**Work instructions**: Whichever lines include the word "such", copy them as they appear in the data.

**Provided information**:

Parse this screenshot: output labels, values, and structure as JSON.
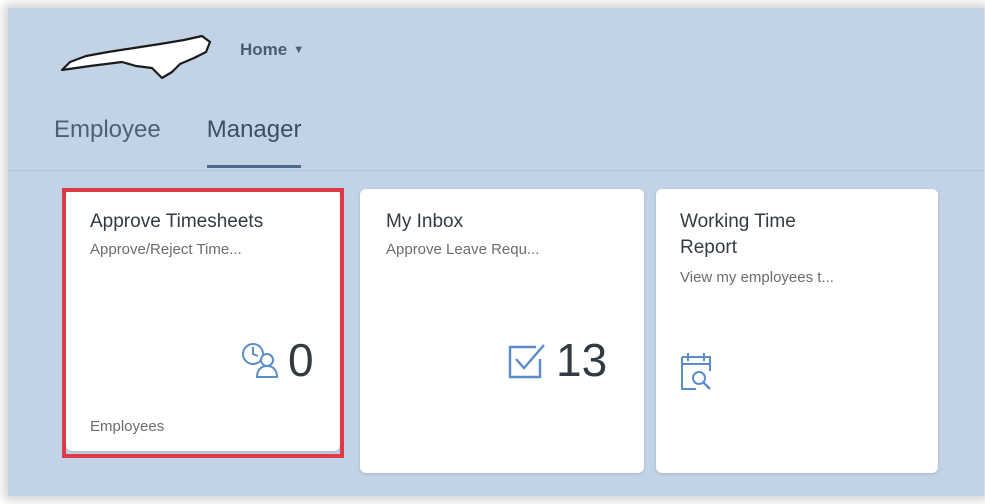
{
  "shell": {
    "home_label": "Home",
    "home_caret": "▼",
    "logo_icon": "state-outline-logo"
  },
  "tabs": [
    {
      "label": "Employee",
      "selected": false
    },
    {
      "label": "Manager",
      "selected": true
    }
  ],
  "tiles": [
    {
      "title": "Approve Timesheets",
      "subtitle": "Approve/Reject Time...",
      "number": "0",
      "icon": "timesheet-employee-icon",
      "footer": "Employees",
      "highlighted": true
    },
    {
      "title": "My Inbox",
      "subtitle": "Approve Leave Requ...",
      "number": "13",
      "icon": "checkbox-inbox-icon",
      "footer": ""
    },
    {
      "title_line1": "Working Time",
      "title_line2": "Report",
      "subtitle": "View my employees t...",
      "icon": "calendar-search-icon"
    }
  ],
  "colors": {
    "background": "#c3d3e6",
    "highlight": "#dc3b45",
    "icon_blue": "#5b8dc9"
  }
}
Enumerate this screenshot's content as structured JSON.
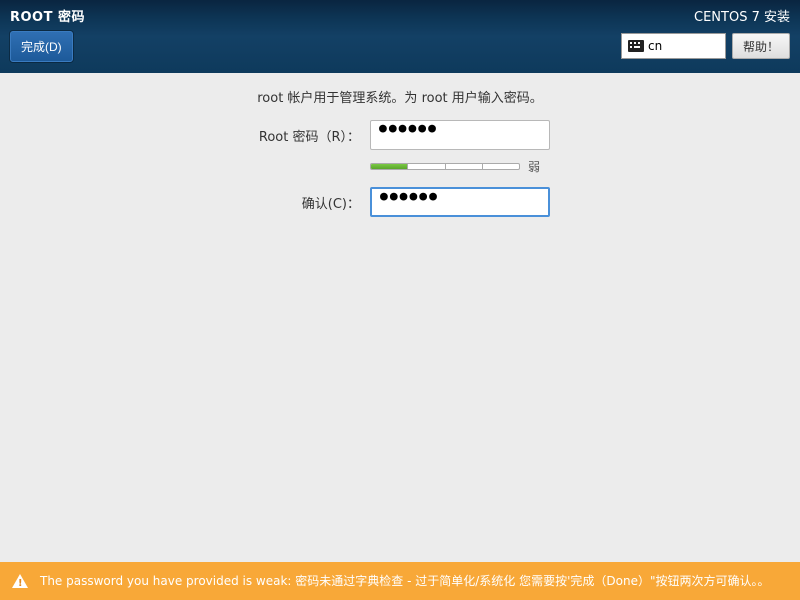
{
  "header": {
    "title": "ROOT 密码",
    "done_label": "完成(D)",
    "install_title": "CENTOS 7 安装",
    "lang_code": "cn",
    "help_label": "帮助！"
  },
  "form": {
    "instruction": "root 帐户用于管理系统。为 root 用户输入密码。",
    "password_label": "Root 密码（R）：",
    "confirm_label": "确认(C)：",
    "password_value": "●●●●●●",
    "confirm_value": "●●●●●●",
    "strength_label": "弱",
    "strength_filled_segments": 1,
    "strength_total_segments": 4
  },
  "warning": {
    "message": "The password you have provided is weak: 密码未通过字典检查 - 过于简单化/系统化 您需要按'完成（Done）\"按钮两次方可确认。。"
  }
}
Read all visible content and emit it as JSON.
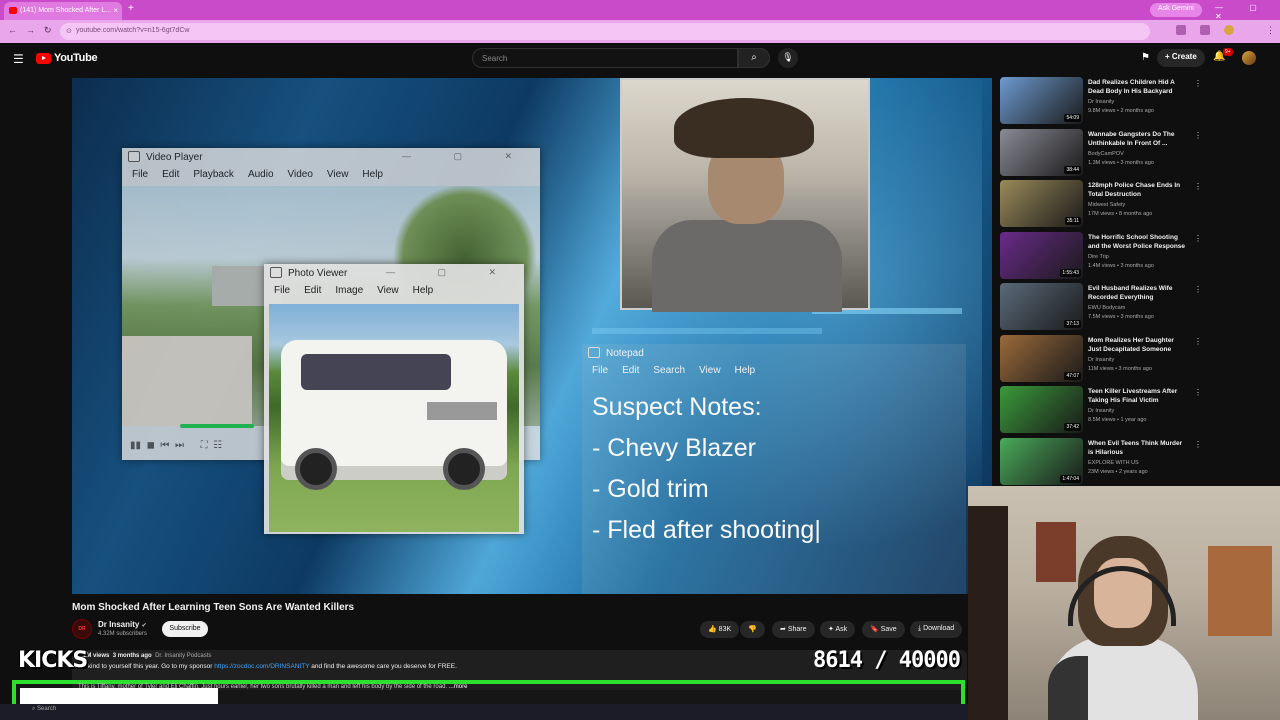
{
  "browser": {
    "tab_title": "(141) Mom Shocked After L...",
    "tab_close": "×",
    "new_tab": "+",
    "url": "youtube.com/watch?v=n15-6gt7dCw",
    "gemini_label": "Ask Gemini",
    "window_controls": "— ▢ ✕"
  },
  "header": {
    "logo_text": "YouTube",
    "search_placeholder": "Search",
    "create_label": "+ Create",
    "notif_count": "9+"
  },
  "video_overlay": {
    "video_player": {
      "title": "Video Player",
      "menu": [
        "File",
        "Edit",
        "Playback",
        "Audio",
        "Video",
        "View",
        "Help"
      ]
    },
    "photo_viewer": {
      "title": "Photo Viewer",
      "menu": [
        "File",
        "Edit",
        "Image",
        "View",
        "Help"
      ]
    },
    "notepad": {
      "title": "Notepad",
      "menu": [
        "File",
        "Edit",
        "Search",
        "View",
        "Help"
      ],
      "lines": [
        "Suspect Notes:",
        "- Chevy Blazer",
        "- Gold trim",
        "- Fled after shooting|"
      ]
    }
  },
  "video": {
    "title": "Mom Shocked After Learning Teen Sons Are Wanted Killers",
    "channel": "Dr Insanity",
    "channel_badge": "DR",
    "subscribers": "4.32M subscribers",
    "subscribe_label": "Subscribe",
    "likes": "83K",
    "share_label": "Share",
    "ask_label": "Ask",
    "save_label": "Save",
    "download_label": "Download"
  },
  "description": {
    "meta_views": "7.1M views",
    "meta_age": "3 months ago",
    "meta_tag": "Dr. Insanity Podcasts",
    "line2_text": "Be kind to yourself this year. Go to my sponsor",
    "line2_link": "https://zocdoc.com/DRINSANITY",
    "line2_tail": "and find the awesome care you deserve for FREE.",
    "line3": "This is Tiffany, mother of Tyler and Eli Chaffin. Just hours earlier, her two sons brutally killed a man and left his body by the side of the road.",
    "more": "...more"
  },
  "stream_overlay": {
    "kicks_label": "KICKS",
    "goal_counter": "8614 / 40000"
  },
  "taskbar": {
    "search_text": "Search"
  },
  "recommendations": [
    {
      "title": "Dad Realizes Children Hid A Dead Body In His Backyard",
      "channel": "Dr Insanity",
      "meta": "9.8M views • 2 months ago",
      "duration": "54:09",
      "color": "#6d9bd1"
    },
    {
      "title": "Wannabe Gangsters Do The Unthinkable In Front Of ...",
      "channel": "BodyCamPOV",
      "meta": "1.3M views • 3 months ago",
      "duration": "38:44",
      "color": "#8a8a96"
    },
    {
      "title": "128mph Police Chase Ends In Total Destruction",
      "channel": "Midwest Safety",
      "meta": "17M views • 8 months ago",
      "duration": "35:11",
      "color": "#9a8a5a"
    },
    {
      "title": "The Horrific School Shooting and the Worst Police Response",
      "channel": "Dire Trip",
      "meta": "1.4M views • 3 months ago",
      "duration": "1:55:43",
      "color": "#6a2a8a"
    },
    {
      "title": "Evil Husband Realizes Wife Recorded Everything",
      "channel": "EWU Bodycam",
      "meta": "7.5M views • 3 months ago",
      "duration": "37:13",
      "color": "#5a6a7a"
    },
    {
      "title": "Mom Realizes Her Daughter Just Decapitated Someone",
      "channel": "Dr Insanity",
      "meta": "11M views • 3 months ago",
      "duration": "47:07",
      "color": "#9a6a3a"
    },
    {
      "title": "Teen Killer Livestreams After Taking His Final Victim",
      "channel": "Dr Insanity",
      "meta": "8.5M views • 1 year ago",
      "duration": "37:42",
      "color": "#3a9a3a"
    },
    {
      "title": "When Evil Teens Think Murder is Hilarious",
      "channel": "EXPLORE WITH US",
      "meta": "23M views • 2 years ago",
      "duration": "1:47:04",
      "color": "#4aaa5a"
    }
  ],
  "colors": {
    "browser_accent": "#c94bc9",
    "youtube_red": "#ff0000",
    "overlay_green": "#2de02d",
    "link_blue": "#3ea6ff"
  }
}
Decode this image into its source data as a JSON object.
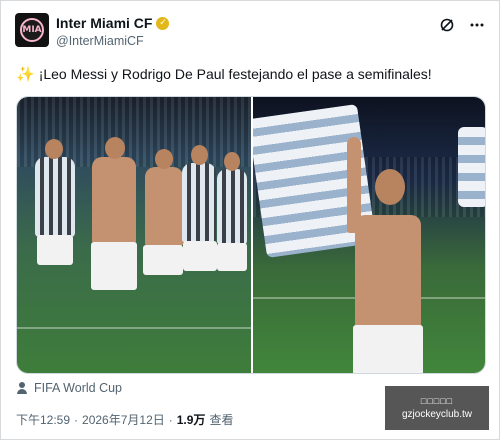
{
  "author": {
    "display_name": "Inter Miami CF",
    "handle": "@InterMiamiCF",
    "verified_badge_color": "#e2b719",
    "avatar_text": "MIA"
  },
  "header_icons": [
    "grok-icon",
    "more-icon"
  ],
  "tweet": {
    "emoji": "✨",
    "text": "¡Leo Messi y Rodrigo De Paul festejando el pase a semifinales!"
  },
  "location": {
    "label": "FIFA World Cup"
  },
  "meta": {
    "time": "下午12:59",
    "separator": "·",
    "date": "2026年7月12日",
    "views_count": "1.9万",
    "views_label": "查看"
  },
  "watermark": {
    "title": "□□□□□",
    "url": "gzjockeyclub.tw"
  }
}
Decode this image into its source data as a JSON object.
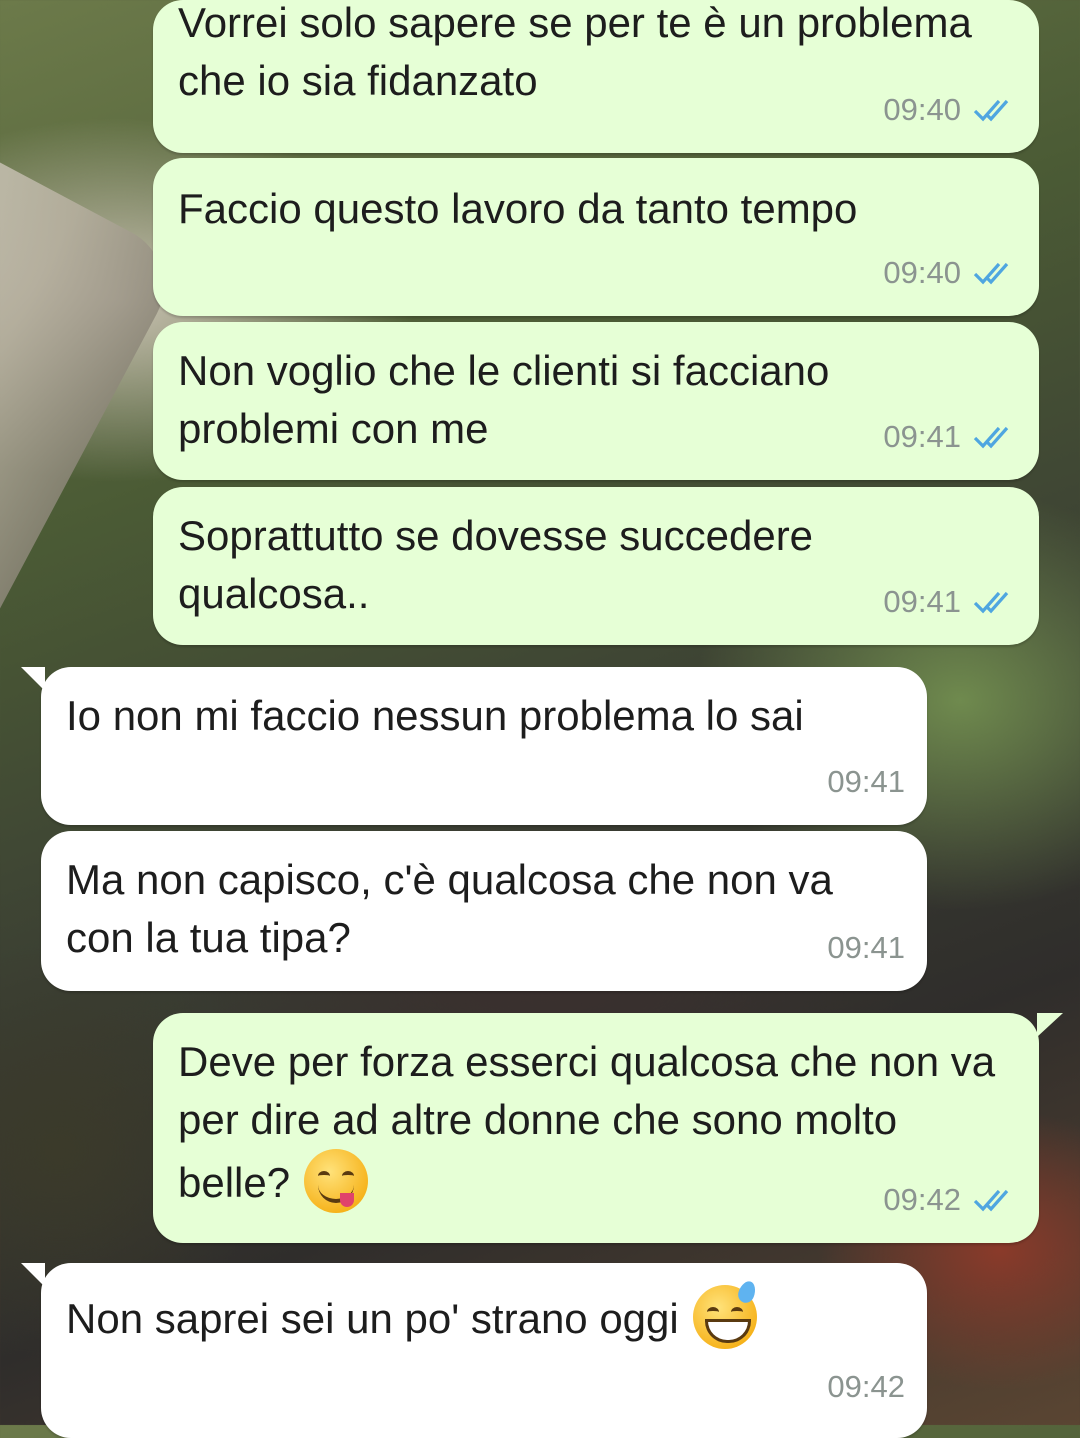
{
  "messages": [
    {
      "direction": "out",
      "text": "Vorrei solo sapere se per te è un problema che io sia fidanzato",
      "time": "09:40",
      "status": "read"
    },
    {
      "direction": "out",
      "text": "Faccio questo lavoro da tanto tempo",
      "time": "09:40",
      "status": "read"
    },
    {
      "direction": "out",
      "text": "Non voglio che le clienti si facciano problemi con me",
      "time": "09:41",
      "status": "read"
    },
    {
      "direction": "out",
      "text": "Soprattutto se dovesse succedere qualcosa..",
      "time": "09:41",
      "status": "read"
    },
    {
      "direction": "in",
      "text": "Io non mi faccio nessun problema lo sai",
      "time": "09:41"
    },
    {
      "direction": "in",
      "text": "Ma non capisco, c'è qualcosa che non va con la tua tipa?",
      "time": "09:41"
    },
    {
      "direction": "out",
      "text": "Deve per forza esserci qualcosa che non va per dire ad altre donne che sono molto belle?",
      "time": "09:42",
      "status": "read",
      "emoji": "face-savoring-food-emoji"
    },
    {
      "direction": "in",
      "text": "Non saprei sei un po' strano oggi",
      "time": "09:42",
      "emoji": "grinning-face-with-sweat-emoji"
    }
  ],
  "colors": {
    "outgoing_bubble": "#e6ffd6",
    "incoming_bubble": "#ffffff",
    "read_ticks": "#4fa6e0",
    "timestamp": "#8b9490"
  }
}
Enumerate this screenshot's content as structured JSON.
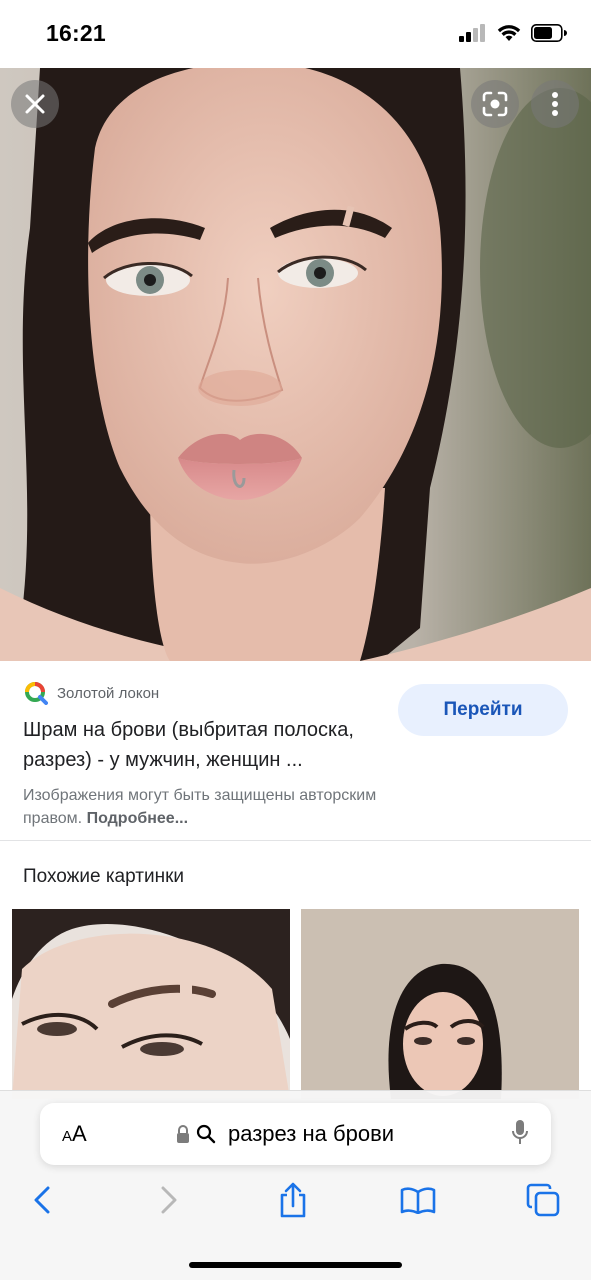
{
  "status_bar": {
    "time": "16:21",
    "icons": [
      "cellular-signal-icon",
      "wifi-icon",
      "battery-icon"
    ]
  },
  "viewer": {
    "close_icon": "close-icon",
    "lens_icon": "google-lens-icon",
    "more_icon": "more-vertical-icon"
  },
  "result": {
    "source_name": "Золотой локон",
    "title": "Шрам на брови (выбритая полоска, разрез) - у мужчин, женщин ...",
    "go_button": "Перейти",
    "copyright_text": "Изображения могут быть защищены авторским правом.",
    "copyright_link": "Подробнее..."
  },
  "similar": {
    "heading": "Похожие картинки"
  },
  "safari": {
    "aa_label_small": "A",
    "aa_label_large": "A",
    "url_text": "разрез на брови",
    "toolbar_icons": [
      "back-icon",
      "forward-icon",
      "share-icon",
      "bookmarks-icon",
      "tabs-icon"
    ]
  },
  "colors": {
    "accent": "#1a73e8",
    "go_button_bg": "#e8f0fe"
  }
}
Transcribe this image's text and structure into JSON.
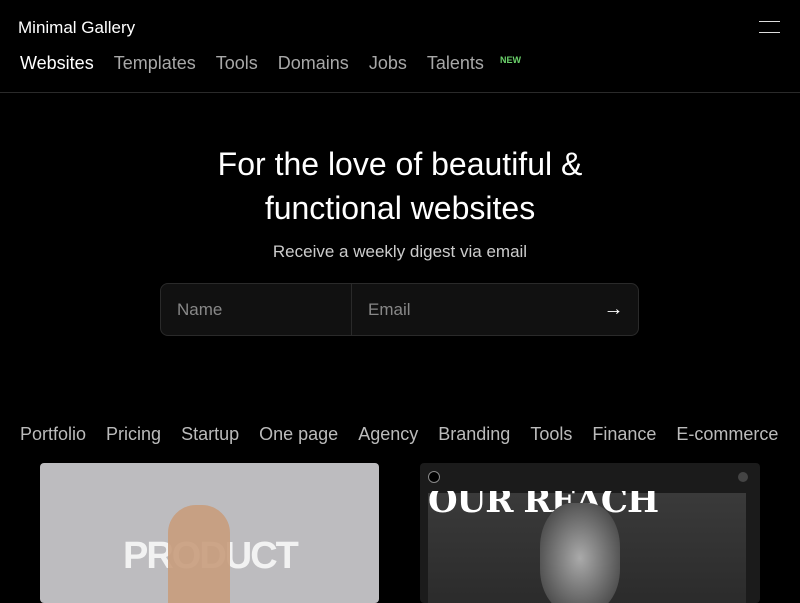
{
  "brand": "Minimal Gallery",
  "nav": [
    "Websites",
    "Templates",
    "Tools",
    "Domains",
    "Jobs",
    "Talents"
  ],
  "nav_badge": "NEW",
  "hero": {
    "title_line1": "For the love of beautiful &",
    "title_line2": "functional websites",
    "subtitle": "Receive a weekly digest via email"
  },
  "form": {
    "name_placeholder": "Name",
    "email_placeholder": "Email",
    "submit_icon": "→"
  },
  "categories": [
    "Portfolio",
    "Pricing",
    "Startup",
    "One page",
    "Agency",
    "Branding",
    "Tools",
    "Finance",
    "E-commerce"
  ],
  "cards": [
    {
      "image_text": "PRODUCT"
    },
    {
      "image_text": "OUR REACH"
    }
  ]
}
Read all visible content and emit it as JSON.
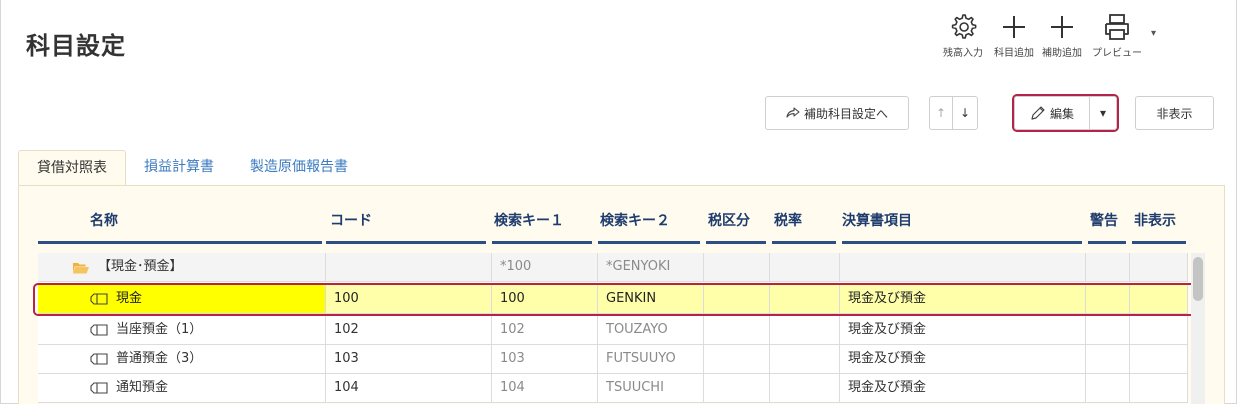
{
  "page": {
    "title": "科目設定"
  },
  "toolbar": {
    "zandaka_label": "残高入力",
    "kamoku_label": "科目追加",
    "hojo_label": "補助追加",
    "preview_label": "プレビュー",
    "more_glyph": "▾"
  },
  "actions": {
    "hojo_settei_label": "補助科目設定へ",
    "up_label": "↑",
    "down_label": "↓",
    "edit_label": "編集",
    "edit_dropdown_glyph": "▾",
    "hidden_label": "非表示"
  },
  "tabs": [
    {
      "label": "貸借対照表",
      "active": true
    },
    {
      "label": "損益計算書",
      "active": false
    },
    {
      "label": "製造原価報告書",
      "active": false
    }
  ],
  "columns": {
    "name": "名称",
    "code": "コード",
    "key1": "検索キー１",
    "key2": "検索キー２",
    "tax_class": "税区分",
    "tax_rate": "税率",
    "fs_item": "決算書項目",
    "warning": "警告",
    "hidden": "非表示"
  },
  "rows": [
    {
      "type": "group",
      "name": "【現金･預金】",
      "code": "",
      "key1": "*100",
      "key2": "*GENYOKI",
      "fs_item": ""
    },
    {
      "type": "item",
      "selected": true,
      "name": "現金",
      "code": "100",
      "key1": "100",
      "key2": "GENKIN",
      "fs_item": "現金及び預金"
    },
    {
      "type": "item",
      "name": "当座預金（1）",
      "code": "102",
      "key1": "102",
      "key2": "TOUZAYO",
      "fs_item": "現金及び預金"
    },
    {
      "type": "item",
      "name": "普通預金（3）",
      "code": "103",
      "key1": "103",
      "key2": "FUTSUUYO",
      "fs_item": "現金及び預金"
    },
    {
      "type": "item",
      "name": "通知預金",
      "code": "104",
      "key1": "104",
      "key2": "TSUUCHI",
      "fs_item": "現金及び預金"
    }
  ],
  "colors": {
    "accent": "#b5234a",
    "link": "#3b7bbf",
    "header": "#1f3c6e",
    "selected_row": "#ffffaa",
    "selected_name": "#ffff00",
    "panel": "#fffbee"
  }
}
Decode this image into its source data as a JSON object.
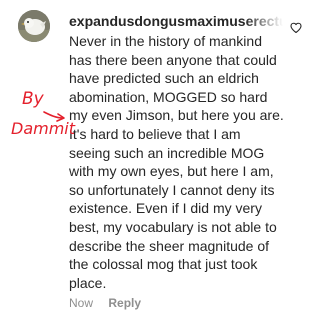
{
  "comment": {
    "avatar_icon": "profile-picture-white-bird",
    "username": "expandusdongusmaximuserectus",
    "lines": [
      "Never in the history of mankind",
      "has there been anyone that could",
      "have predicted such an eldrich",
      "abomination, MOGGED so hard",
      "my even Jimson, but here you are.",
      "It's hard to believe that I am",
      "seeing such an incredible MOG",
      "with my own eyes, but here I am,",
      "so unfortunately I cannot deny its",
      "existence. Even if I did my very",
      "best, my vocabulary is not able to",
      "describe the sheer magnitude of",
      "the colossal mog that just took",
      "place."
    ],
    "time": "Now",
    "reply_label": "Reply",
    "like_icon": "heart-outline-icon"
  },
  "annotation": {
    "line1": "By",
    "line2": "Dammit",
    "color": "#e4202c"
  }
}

**Written response**:
      "have predicted such an eldrich",
      "seeing such an incredible MOG",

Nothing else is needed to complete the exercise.